======== Extracted entries
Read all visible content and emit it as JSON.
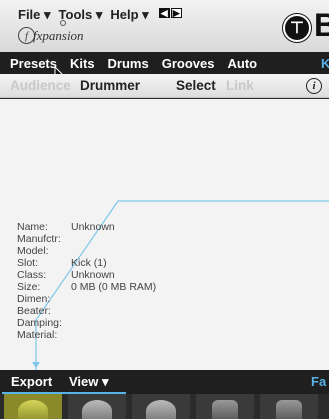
{
  "menu": {
    "file": "File ▾",
    "tools": "Tools ▾",
    "help": "Help ▾"
  },
  "logo": {
    "text": "fxpansion",
    "circle_letter": "f"
  },
  "brand": {
    "badge_glyph": "⊤",
    "letter": "B"
  },
  "tabs": [
    {
      "label": "Presets"
    },
    {
      "label": "Kits"
    },
    {
      "label": "Drums"
    },
    {
      "label": "Grooves"
    },
    {
      "label": "Auto"
    },
    {
      "label": "Kit"
    }
  ],
  "subtabs": {
    "audience": "Audience",
    "drummer": "Drummer",
    "select": "Select",
    "link": "Link"
  },
  "info": {
    "rows": [
      {
        "label": "Name:",
        "value": "Unknown"
      },
      {
        "label": "Manufctr:",
        "value": ""
      },
      {
        "label": "Model:",
        "value": ""
      },
      {
        "label": "Slot:",
        "value": "Kick (1)"
      },
      {
        "label": "Class:",
        "value": "Unknown"
      },
      {
        "label": "Size:",
        "value": "0 MB (0 MB RAM)"
      },
      {
        "label": "Dimen:",
        "value": ""
      },
      {
        "label": "Beater:",
        "value": ""
      },
      {
        "label": "Damping:",
        "value": ""
      },
      {
        "label": "Material:",
        "value": ""
      }
    ]
  },
  "bottom": {
    "export": "Export",
    "view": "View ▾",
    "fa": "Fa"
  },
  "colors": {
    "accent": "#58b4e8",
    "bar_dark": "#1f1f1f",
    "panel": "#f3f3f3"
  }
}
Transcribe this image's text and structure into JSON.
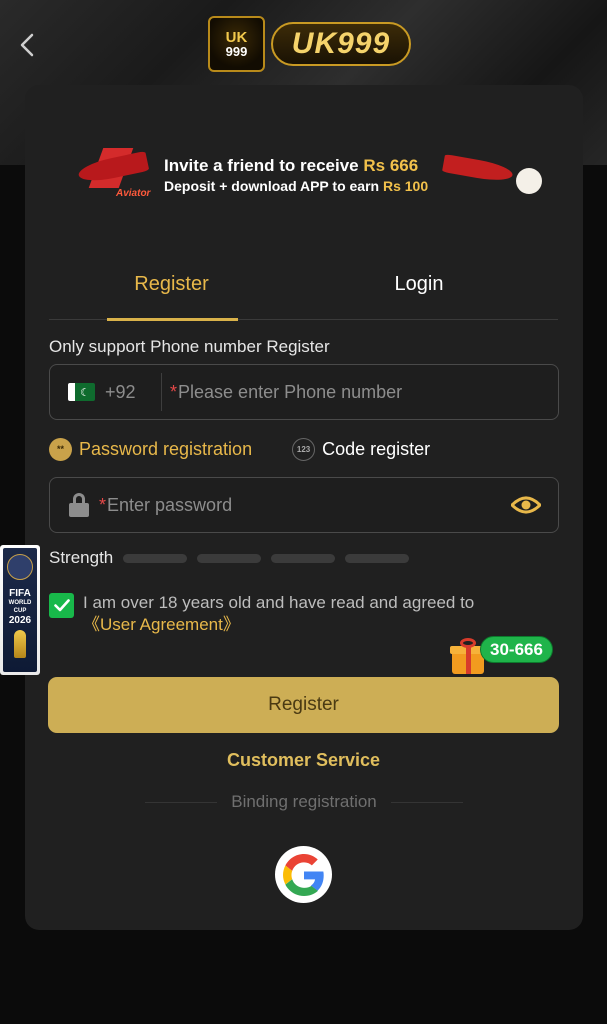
{
  "brand": {
    "badge_top": "UK",
    "badge_bottom": "999",
    "wordmark": "UK999"
  },
  "banner": {
    "line1_prefix": "Invite a friend to receive ",
    "line1_amount": "Rs 666",
    "line2_prefix": "Deposit + download APP to earn ",
    "line2_amount": "Rs 100",
    "plane_tag": "Aviator"
  },
  "tabs": [
    {
      "label": "Register",
      "active": true
    },
    {
      "label": "Login",
      "active": false
    }
  ],
  "phone": {
    "label": "Only support Phone number Register",
    "country_code": "+92",
    "required_mark": "*",
    "placeholder": "Please enter Phone number"
  },
  "modes": {
    "password": {
      "icon": "**",
      "label": "Password registration"
    },
    "code": {
      "icon": "123",
      "label": "Code register"
    }
  },
  "password": {
    "required_mark": "*",
    "placeholder": "Enter password"
  },
  "strength": {
    "label": "Strength"
  },
  "agreement": {
    "checked": true,
    "text": "I am over 18 years old and have read and agreed to",
    "link": "《User Agreement》"
  },
  "promo_badge": "30-666",
  "register_button": "Register",
  "customer_service": "Customer Service",
  "binding_label": "Binding registration",
  "side_ad": {
    "title": "FIFA",
    "sub": "WORLD CUP",
    "year": "2026"
  },
  "colors": {
    "accent": "#e8b84a",
    "button": "#cdae55",
    "check": "#18b84a",
    "card": "#202020"
  }
}
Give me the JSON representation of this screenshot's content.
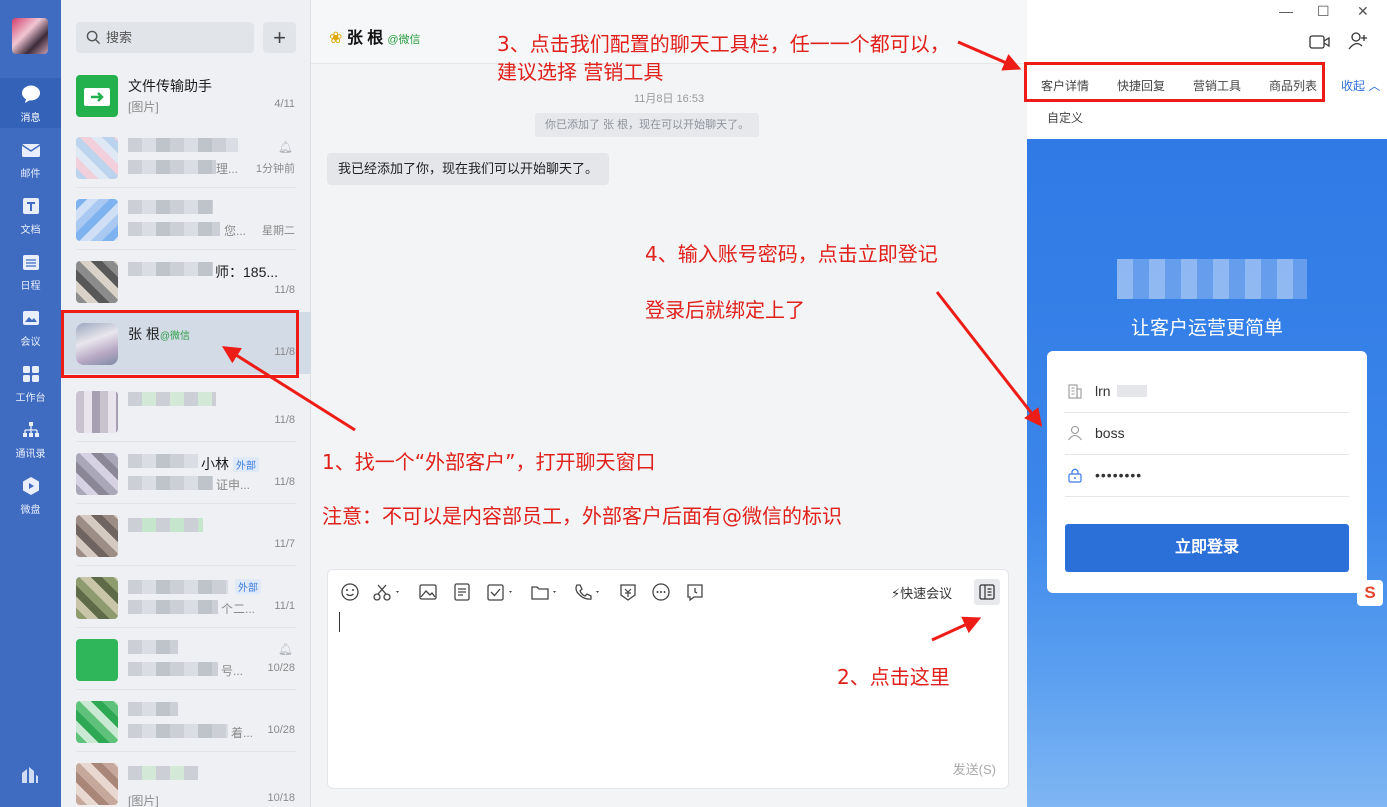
{
  "nav": {
    "items": [
      {
        "label": "消息",
        "icon": "chat-bubble-icon"
      },
      {
        "label": "邮件",
        "icon": "mail-icon"
      },
      {
        "label": "文档",
        "icon": "document-icon"
      },
      {
        "label": "日程",
        "icon": "calendar-icon"
      },
      {
        "label": "会议",
        "icon": "meeting-icon"
      },
      {
        "label": "工作台",
        "icon": "workbench-icon"
      },
      {
        "label": "通讯录",
        "icon": "contacts-icon"
      },
      {
        "label": "微盘",
        "icon": "drive-icon"
      }
    ]
  },
  "search": {
    "placeholder": "搜索"
  },
  "conversations": [
    {
      "name": "文件传输助手",
      "preview": "[图片]",
      "time": "4/11"
    },
    {
      "name": "",
      "preview": "理...",
      "time": "1分钟前"
    },
    {
      "name": "",
      "preview": "您...",
      "time": "星期二"
    },
    {
      "name": "师：185...",
      "preview": "",
      "time": "11/8"
    },
    {
      "name": "张  根",
      "suffix": "@微信",
      "preview": "",
      "time": "11/8"
    },
    {
      "name": "",
      "preview": "",
      "time": "11/8"
    },
    {
      "name": "小林",
      "tag": "外部",
      "preview": "证申...",
      "time": "11/8"
    },
    {
      "name": "",
      "preview": "",
      "time": "11/7"
    },
    {
      "name": "",
      "tag": "外部",
      "preview": "个二...",
      "time": "11/1"
    },
    {
      "name": "",
      "preview": "号...",
      "time": "10/28"
    },
    {
      "name": "",
      "preview": "着...",
      "time": "10/28"
    },
    {
      "name": "",
      "preview": "[图片]",
      "time": "10/18"
    }
  ],
  "chat": {
    "title": "张  根",
    "title_suffix": "@微信",
    "time": "11月8日 16:53",
    "system_msg": "你已添加了  张  根，现在可以开始聊天了。",
    "message": "我已经添加了你，现在我们可以开始聊天了。",
    "quick_meeting": "快速会议",
    "send": "发送(S)"
  },
  "right": {
    "tabs": [
      "客户详情",
      "快捷回复",
      "营销工具",
      "商品列表"
    ],
    "collapse": "收起",
    "custom": "自定义",
    "slogan": "让客户运营更简单",
    "org_value": "lrn",
    "username": "boss",
    "password": "••••••••",
    "login": "立即登录"
  },
  "annotations": {
    "step1": "1、找一个“外部客户”，打开聊天窗口",
    "note": "注意：不可以是内容部员工，外部客户后面有@微信的标识",
    "step2": "2、点击这里",
    "step3a": "3、点击我们配置的聊天工具栏，任一一个都可以，",
    "step3b": "建议选择    营销工具",
    "step4": "4、输入账号密码，点击立即登记",
    "step4b": "登录后就绑定上了"
  },
  "colors": {
    "nav_bg": "#3f6cc0",
    "accent": "#2b6fd9",
    "annotation": "#e0201b"
  }
}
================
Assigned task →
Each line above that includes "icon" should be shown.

Solution to this exercise →
      "icon": "**",
      "icon": "123",
        "icon": "chat-bubble-icon"
        "icon": "mail-icon"
        "icon": "document-icon"
        "icon": "calendar-icon"
        "icon": "meeting-icon"
        "icon": "workbench-icon"
        "icon": "contacts-icon"
        "icon": "drive-icon"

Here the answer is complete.